Last year, when the men's cross country team lined up for the start of the Heptagonal Championships, it was the odds-on favorite to capture the title and came away a disappointed third. This year the Crimson plays a different role--the underdog.
"We were heavy favorites last year and got beat. This year we're going down as underdogs, but with the knowldege that anything can happen," John Murphy, who earned all-Ivy credentials in this event last year, said yesterday.
Navy, undefeated in a dual meet this year, has been voted the number one team in the Heps--all the Ivy schools plus the military academies--for the last three weeks. The Midshipmen boast much of the same team that finished second to Princeton and just ahead of Harvard in the Heps last year.
Behind Navy, the next squad favored on paper is Cornell. The Big Red ran the IC4A's just last week, placing a strong eighth. Following those two, Penn, Columbia and Harvard come in one breath.
Although Harvard has suffered embarrassing, if not downright humiliating losses to three league teams (Cornell, Penn and Columbia), they all occurred in the first half of the season and on rugged courses, long on treacherous footing and short on the speedy stretches that many of Harvard's track specialists prefer.
For the first time, the Heps will be held at Van Cortlandt Park in New York City, because of the disrepair of the course. This year's site in Bethlehem, Pennsylvania should be more to the Crimson's liking. Saucon Valley Fields, Lehigh's home course and the location of the nationals in two weeks, offers plenty of free-running space, an arrangement that should not provide the problems of Van Cortlandt or Cornell's home course.
In addition, the men of Harvard are on the upswing.

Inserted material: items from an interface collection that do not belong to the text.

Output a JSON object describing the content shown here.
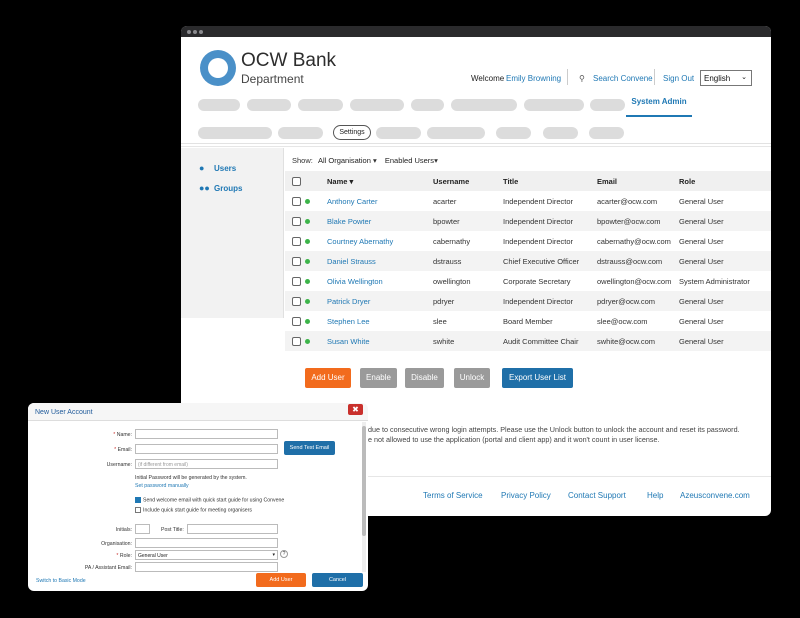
{
  "brand": {
    "name": "OCW Bank",
    "sub": "Department"
  },
  "header": {
    "welcome": "Welcome",
    "user": "Emily Browning",
    "search": "Search Convene",
    "signout": "Sign Out",
    "language": "English"
  },
  "nav": {
    "active": "System Admin"
  },
  "subnav": {
    "settings": "Settings"
  },
  "sidebar": {
    "items": [
      {
        "label": "Users",
        "icon": "user-icon"
      },
      {
        "label": "Groups",
        "icon": "group-icon"
      }
    ]
  },
  "filter": {
    "show_label": "Show:",
    "org": "All Organisation",
    "status": "Enabled Users"
  },
  "table": {
    "headers": [
      "Name",
      "Username",
      "Title",
      "Email",
      "Role"
    ],
    "rows": [
      [
        "Anthony Carter",
        "acarter",
        "Independent Director",
        "acarter@ocw.com",
        "General User"
      ],
      [
        "Blake Powter",
        "bpowter",
        "Independent Director",
        "bpowter@ocw.com",
        "General User"
      ],
      [
        "Courtney Abernathy",
        "cabernathy",
        "Independent Director",
        "cabernathy@ocw.com",
        "General User"
      ],
      [
        "Daniel Strauss",
        "dstrauss",
        "Chief Executive Officer",
        "dstrauss@ocw.com",
        "General User"
      ],
      [
        "Olivia Wellington",
        "owellington",
        "Corporate Secretary",
        "owellington@ocw.com",
        "System Administrator"
      ],
      [
        "Patrick Dryer",
        "pdryer",
        "Independent Director",
        "pdryer@ocw.com",
        "General User"
      ],
      [
        "Stephen Lee",
        "slee",
        "Board Member",
        "slee@ocw.com",
        "General User"
      ],
      [
        "Susan White",
        "swhite",
        "Audit Committee Chair",
        "swhite@ocw.com",
        "General User"
      ]
    ]
  },
  "actions": {
    "add": "Add User",
    "enable": "Enable",
    "disable": "Disable",
    "unlock": "Unlock",
    "export": "Export User List"
  },
  "notes": {
    "line1": "due to consecutive wrong login attempts. Please use the Unlock button to unlock the account and reset its password.",
    "line2": "e not allowed to use the application (portal and client app) and it won't count in user license."
  },
  "footer": {
    "terms": "Terms of Service",
    "privacy": "Privacy Policy",
    "support": "Contact Support",
    "help": "Help",
    "site": "Azeusconvene.com"
  },
  "dialog": {
    "title": "New User Account",
    "close": "✖",
    "name_label": "Name:",
    "email_label": "Email:",
    "username_label": "Username:",
    "username_placeholder": "(if different from email)",
    "send_test": "Send Test Email",
    "pw_note": "Initial Password will be generated by the system.",
    "pw_link": "Set password manually",
    "opt1": "Send welcome email with quick start guide for using Convene",
    "opt2": "Include quick start guide for meeting organisers",
    "initials_label": "Initials:",
    "post_title_label": "Post Title:",
    "org_label": "Organisation:",
    "role_label": "Role:",
    "role_value": "General User",
    "pa_label": "PA / Assistant Email:",
    "switch": "Switch to Basic Mode",
    "add": "Add User",
    "cancel": "Cancel"
  },
  "colors": {
    "accent": "#1f78b4",
    "add": "#f26b1d",
    "gray_btn": "#9a9a9a",
    "export": "#1f6fa8",
    "status": "#3cb449"
  }
}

Last week they knocked off heavily favored Yale in the Big Three and the team is still riding the crest of that victory. "We were on a real emotional high last Friday that accounted for our spectacular running," coach Bill McCurdy said yesterday. "We have more confidence in our ability to go now."

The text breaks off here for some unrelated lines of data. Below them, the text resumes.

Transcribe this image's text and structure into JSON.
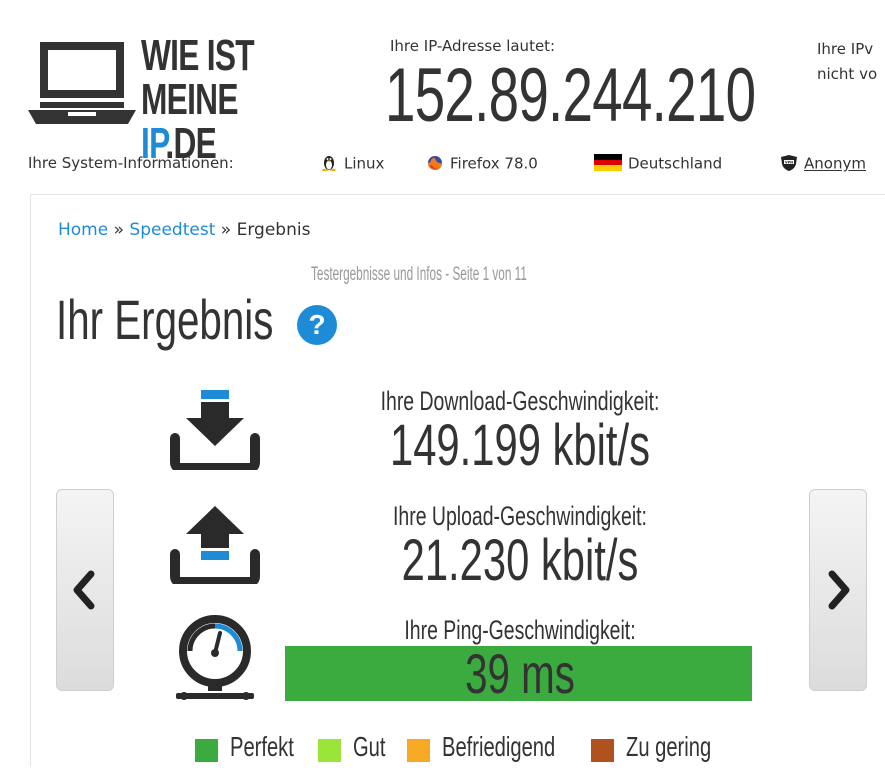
{
  "header": {
    "logo_line1": "WIE IST",
    "logo_line2_a": "MEINE ",
    "logo_line2_b": "IP",
    "logo_line2_c": ".DE",
    "ip_label": "Ihre IP-Adresse lautet:",
    "ip_value": "152.89.244.210",
    "ipv6_line1": "Ihre IPv",
    "ipv6_line2": "nicht vo"
  },
  "sysinfo": {
    "label": "Ihre System-Informationen:",
    "os": "Linux",
    "browser": "Firefox 78.0",
    "country": "Deutschland",
    "anon": "Anonym"
  },
  "breadcrumb": {
    "home": "Home",
    "sep1": " » ",
    "speedtest": "Speedtest",
    "sep2": " » ",
    "current": "Ergebnis"
  },
  "page": {
    "subtitle": "Testergebnisse und Infos - Seite 1 von 11",
    "title": "Ihr Ergebnis",
    "help_glyph": "?"
  },
  "results": {
    "download_label": "Ihre Download-Geschwindigkeit:",
    "download_value": "149.199 kbit/s",
    "upload_label": "Ihre Upload-Geschwindigkeit:",
    "upload_value": "21.230 kbit/s",
    "ping_label": "Ihre Ping-Geschwindigkeit:",
    "ping_value": "39 ms",
    "ping_rating_color": "#3cab3f"
  },
  "nav": {
    "prev_glyph": "‹",
    "next_glyph": "›"
  },
  "legend": [
    {
      "label": "Perfekt",
      "color": "#3cab3f"
    },
    {
      "label": "Gut",
      "color": "#9be53b"
    },
    {
      "label": "Befriedigend",
      "color": "#f7a824"
    },
    {
      "label": "Zu gering",
      "color": "#b0521d"
    }
  ],
  "icons": {
    "download": "download-icon",
    "upload": "upload-icon",
    "ping": "speedometer-icon",
    "linux": "linux-tux-icon",
    "firefox": "firefox-icon",
    "flag": "germany-flag-icon",
    "vpn": "vpn-shield-icon"
  },
  "colors": {
    "accent": "#1e8bd6",
    "text": "#333333"
  }
}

"If we get three up there, and put two in not too far back--well, you never can tell," Captain Thad McNulty said.